All that changed when cruise lines created ships with amazing food, sensational entertainment and stunning service that sailed to the most desirable destinations on earth.

Suddenly, even the nay-sayers wanted to know what cruising was all about.
These past few weeks, however, have seen events that put a question mark over the progress that has come from all that hard work.

Protests in Venice and Kiel. Moves to limit cruise ship numbers in many towns and cities from Bergen to Barcelona, because residents complain their daily lives are being disrupted.

Even locally, residents from Tasmania to Kangaroo Island are questioning the benefits of playing host to those aboard cruise ships.

And while some in the industry have their heads in the sand, believing it will all go away, the truth is it is likely to get worse unless something is done.

There are 133 ships currently under construction in yards around the world. And 73 of them will carry over 1,000 passengers. Twenty-one will take on board 5000 guests and another almost 2,000 crew. They will join the 272 ships already on the water.

Thankfully, most executives in charge of an industry going through a rapid growth phase see how easy it would be to kill the goose that lays the golden egg.

High spending cruise passengers want authentic experiences on shore as well as great food and shows at sea. Without welcoming destinations, cruise ships will be reduced to floating resorts.
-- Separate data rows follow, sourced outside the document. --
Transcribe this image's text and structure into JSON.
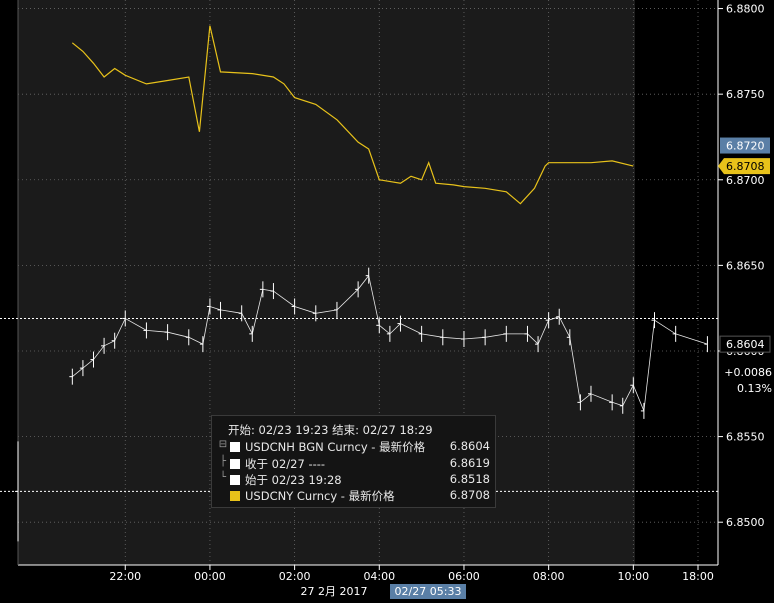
{
  "chart_data": {
    "type": "line",
    "title": "",
    "xlabel": "",
    "ylabel": "",
    "ylim": [
      6.8475,
      6.8805
    ],
    "y_ticks": [
      "6.8800",
      "6.8750",
      "6.8700",
      "6.8650",
      "6.8600",
      "6.8550",
      "6.8500"
    ],
    "x_tick_labels": [
      "22:00",
      "00:00",
      "02:00",
      "04:00",
      "06:00",
      "08:00",
      "10:00",
      "18:00"
    ],
    "date_label": "27 2月 2017",
    "cursor_time": "02/27 05:33",
    "grid": true,
    "reference_lines": [
      6.8619,
      6.8518
    ],
    "series": [
      {
        "name": "USDCNY Curncy",
        "kind": "line",
        "color": "#e8c21a",
        "points": [
          [
            "02/27 20:45",
            6.878
          ],
          [
            "02/27 21:00",
            6.8775
          ],
          [
            "02/27 21:15",
            6.8768
          ],
          [
            "02/27 21:30",
            6.876
          ],
          [
            "02/27 21:45",
            6.8765
          ],
          [
            "02/27 22:00",
            6.8761
          ],
          [
            "02/27 22:30",
            6.8756
          ],
          [
            "02/27 23:00",
            6.8758
          ],
          [
            "02/27 23:30",
            6.876
          ],
          [
            "02/27 23:45",
            6.8728
          ],
          [
            "02/28 00:00",
            6.879
          ],
          [
            "02/28 00:15",
            6.8763
          ],
          [
            "02/28 01:00",
            6.8762
          ],
          [
            "02/28 01:30",
            6.876
          ],
          [
            "02/28 01:45",
            6.8756
          ],
          [
            "02/28 02:00",
            6.8748
          ],
          [
            "02/28 02:30",
            6.8744
          ],
          [
            "02/28 03:00",
            6.8735
          ],
          [
            "02/28 03:30",
            6.8722
          ],
          [
            "02/28 03:45",
            6.8718
          ],
          [
            "02/28 04:00",
            6.87
          ],
          [
            "02/28 04:30",
            6.8698
          ],
          [
            "02/28 04:45",
            6.8702
          ],
          [
            "02/28 05:00",
            6.87
          ],
          [
            "02/28 05:10",
            6.871
          ],
          [
            "02/28 05:20",
            6.8698
          ],
          [
            "02/28 05:45",
            6.8697
          ],
          [
            "02/28 06:00",
            6.8696
          ],
          [
            "02/28 06:30",
            6.8695
          ],
          [
            "02/28 07:00",
            6.8693
          ],
          [
            "02/28 07:20",
            6.8686
          ],
          [
            "02/28 07:40",
            6.8695
          ],
          [
            "02/28 07:55",
            6.8708
          ],
          [
            "02/28 08:00",
            6.871
          ],
          [
            "02/28 09:00",
            6.871
          ],
          [
            "02/28 09:30",
            6.8711
          ],
          [
            "02/28 10:00",
            6.8708
          ]
        ]
      },
      {
        "name": "USDCNH BGN Curncy - 最新价格",
        "kind": "ohlc",
        "color": "#ffffff",
        "points": [
          [
            "02/27 19:28",
            6.8518
          ],
          [
            "02/27 20:45",
            6.8585
          ],
          [
            "02/27 21:00",
            6.859
          ],
          [
            "02/27 21:15",
            6.8595
          ],
          [
            "02/27 21:30",
            6.8603
          ],
          [
            "02/27 21:45",
            6.8606
          ],
          [
            "02/27 22:00",
            6.8619
          ],
          [
            "02/27 22:30",
            6.8612
          ],
          [
            "02/27 23:00",
            6.8611
          ],
          [
            "02/27 23:30",
            6.8608
          ],
          [
            "02/27 23:50",
            6.8604
          ],
          [
            "02/28 00:00",
            6.8626
          ],
          [
            "02/28 00:15",
            6.8624
          ],
          [
            "02/28 00:45",
            6.8622
          ],
          [
            "02/28 01:00",
            6.861
          ],
          [
            "02/28 01:15",
            6.8636
          ],
          [
            "02/28 01:30",
            6.8635
          ],
          [
            "02/28 02:00",
            6.8626
          ],
          [
            "02/28 02:30",
            6.8622
          ],
          [
            "02/28 03:00",
            6.8624
          ],
          [
            "02/28 03:30",
            6.8636
          ],
          [
            "02/28 03:45",
            6.8644
          ],
          [
            "02/28 04:00",
            6.8615
          ],
          [
            "02/28 04:15",
            6.861
          ],
          [
            "02/28 04:30",
            6.8616
          ],
          [
            "02/28 05:00",
            6.861
          ],
          [
            "02/28 05:30",
            6.8608
          ],
          [
            "02/28 06:00",
            6.8607
          ],
          [
            "02/28 06:30",
            6.8608
          ],
          [
            "02/28 07:00",
            6.861
          ],
          [
            "02/28 07:30",
            6.861
          ],
          [
            "02/28 07:45",
            6.8604
          ],
          [
            "02/28 08:00",
            6.8618
          ],
          [
            "02/28 08:15",
            6.862
          ],
          [
            "02/28 08:30",
            6.8608
          ],
          [
            "02/28 08:45",
            6.857
          ],
          [
            "02/28 09:00",
            6.8575
          ],
          [
            "02/28 09:30",
            6.857
          ],
          [
            "02/28 09:45",
            6.8568
          ],
          [
            "02/28 10:00",
            6.858
          ],
          [
            "02/28 10:15",
            6.8565
          ],
          [
            "02/28 10:30",
            6.8618
          ],
          [
            "02/28 11:00",
            6.861
          ],
          [
            "02/28 11:45",
            6.8604
          ]
        ]
      }
    ],
    "axis_markers": [
      {
        "label": "6.8720",
        "value": 6.872,
        "bg": "#5a7fa6",
        "fg": "#ffffff"
      },
      {
        "label": "6.8708",
        "value": 6.8708,
        "bg": "#e8c21a",
        "fg": "#000000"
      },
      {
        "label": "6.8604",
        "value": 6.8604,
        "bg": "#000000",
        "fg": "#ffffff"
      }
    ],
    "change_abs": "+0.0086",
    "change_pct": "0.13%",
    "legend": {
      "header": "开始: 02/23 19:23 结束: 02/27 18:29",
      "entries": [
        {
          "tree": "⊟",
          "name": "USDCNH BGN Curncy - 最新价格",
          "value": "6.8604",
          "swatch": "#ffffff"
        },
        {
          "tree": "├",
          "name": "收于 02/27 ----",
          "value": "6.8619",
          "swatch": "#ffffff"
        },
        {
          "tree": "└",
          "name": "始于 02/23 19:28",
          "value": "6.8518",
          "swatch": "#ffffff"
        },
        {
          "tree": "",
          "name": "USDCNY Curncy - 最新价格",
          "value": "6.8708",
          "swatch": "#e8c21a"
        }
      ]
    }
  },
  "colors": {
    "background": "#000000",
    "session_band": "#1b1b1b",
    "grid": "#6a6a6a",
    "axis_text": "#ffffff",
    "cny_line": "#e8c21a",
    "cnh_bars": "#ffffff",
    "cursor_label_bg": "#5a7fa6"
  }
}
And while, if you’re an accountant, it makes sense to build vessels bigger so you get the economies of scale, it doesn’t necessarily make for a more pleasant experience for passengers or those on shore.

To give you some idea of the scale of the problem, the little town of Hoonah in Alaska is expecting 267,000 passengers off cruise ships this season – a record for this beautiful landscape which has nature as its key selling point. A second dock will drive those numbers up to 400,000.

Yet Hoonah has a population of just 800. And residents are forking out $1.4 million to increase the size of their footpaths so they can walk down their own streets.

Of course, the huge increase in tourism numbers is not entirely due to cruise. The rise of the middle class in China and India and cheap air fares have meant millions more want to tick off the sites on their personal bucket lists.

But, often unfairly, cruise has become the visible embodiment of overtourism.

So in a week that has seen some very public demonstrations against big ships, what is a devoted fan to do?

What you can do about it

Firstly, don’t stop cruising. It’s a wonderful way to see the world and the huge diversity of destinations mean there are many places ready to welcome you and your ship with open arms.

Secondly, choose your cruise with care. Talk to your accredited travel agent about the holiday you want, and make sure you know you’ll be welcome when you get to your destination. We hope reputable agencies will be training staff on alternatives like those in our piece on Mediterranean ports.

Thirdly, support efforts by the likes of Cruise Lines International Association Australasia, who are doing good work bringing local governments together with cruise lines to schedule arrivals and prepare the way.

Consider cruise lines who are working with communities on shore to find ways local businesses can benefit.

And push governments to create sensible sustainable plans where you can.

Venice is a case in point. The people, the cruise lines and the government agree big ships should be anchored outside the city. A Cruise Passenger poll last week showed almost 100% of passengers think so too.

So all we need now is for the Italian government to make it happen.

Click here to find out how the cruise lines are fighting back and how travel consultants at Bicton Travel are advising concerned travellers.